This year our applicant pool was the largest ever – over 14,500 applications. From that group we’re admitting only 1/3 of those who apply (the admission rate is even lower for out-of-state students). Statistically, the odds are simply against any student who applies. That’s the truly unfortunate part of selective admission – we have to send out more bad news than good. Being denied does not mean you’re unqualified or unaccomplished. The students we deny are smart, talented, social, interesting and successful. In an applicant pool such as ours, the majority of applicants are smart, talented, social, interesting and successful individuals. Most of the students we deny are more than capable of being successful students at W&M. This decision is not a reflection of you; it’s a reflection of how competitive our applicant pool is.

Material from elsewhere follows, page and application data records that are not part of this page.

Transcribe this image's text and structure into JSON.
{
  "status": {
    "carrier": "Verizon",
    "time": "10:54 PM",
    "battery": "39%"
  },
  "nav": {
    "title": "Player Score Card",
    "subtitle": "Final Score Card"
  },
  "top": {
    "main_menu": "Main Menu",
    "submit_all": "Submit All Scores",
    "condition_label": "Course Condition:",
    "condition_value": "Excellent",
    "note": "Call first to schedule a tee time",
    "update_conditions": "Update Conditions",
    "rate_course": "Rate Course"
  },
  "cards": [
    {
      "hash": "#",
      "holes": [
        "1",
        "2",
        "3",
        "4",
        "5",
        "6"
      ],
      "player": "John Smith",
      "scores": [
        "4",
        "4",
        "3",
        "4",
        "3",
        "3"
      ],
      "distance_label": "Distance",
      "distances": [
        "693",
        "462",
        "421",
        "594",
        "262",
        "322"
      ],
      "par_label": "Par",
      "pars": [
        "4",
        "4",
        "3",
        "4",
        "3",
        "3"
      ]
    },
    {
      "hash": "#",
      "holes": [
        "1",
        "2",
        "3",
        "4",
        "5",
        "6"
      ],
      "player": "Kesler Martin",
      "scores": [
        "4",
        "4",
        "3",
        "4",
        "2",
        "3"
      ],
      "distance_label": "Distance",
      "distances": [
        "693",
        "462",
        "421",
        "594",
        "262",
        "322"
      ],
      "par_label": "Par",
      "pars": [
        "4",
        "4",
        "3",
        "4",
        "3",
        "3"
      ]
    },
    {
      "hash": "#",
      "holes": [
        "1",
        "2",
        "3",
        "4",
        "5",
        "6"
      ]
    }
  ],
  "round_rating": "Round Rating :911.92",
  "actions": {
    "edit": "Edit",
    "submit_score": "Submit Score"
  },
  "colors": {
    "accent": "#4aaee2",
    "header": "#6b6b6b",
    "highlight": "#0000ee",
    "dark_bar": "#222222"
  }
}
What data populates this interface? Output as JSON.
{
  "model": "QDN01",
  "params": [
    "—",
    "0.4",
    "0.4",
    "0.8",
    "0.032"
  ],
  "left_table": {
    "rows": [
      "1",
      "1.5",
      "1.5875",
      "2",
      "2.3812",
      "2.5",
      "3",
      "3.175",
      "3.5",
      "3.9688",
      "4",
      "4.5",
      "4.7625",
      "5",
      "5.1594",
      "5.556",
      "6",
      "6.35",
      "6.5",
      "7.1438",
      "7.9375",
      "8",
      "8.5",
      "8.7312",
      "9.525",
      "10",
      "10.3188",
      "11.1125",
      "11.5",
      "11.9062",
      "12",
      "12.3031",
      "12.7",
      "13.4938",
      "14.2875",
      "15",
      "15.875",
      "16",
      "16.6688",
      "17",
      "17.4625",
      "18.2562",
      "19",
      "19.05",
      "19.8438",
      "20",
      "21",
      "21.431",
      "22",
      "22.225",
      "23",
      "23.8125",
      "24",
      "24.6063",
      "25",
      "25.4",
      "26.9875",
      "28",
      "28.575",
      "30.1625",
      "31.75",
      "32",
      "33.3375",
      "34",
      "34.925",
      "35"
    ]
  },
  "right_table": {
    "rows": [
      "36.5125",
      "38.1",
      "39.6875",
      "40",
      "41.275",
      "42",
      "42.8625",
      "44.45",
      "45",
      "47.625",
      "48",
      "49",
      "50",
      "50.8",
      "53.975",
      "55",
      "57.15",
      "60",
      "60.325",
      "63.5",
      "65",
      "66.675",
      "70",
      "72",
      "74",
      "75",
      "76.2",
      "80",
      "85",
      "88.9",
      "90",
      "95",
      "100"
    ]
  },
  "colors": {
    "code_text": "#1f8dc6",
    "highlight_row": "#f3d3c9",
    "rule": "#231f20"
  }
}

Here’s the best way we know how to provide some perspective on how competitive our pool is. Say you’re in the top 10% of your class. In your high school, you’re performing at a level that’s better than 90% of your peers. What you’re doing is exceptional in your environment. In selective applicant pools like W&M, being in the top 10% of your class is commonplace. That doesn’t diminish how impressive that achievement is, it just provides some perspective on the students we’re evaluating. It’s not the spectrum from 0-100 that’s applying; it’s just those in the 90-100 bracket from high schools across the nation and the world. And that’s true across the board. It’s that 90-100 bracket for grades, for standardized test scores, for extracurricular involvement, for leadership, and so on. So you’re competing with the best of the best for a limited number of spaces.
We recognize that no matter what perspective we provide, no matter what we say, it likely doesn’t lessen the sting of this decision. You are an amazing person and not admitting you is our loss. As we’ve said in previous deny edition blogs, it’s not you, it’s us. We are truly sorry the outcome couldn’t be more positive. We know however that our loss is another college’s gain. We wish you nothing but happiness and success at whatever school you choose.
Wendy Livingston ’03, M.Ed. ‘09
Associate Dean of Admission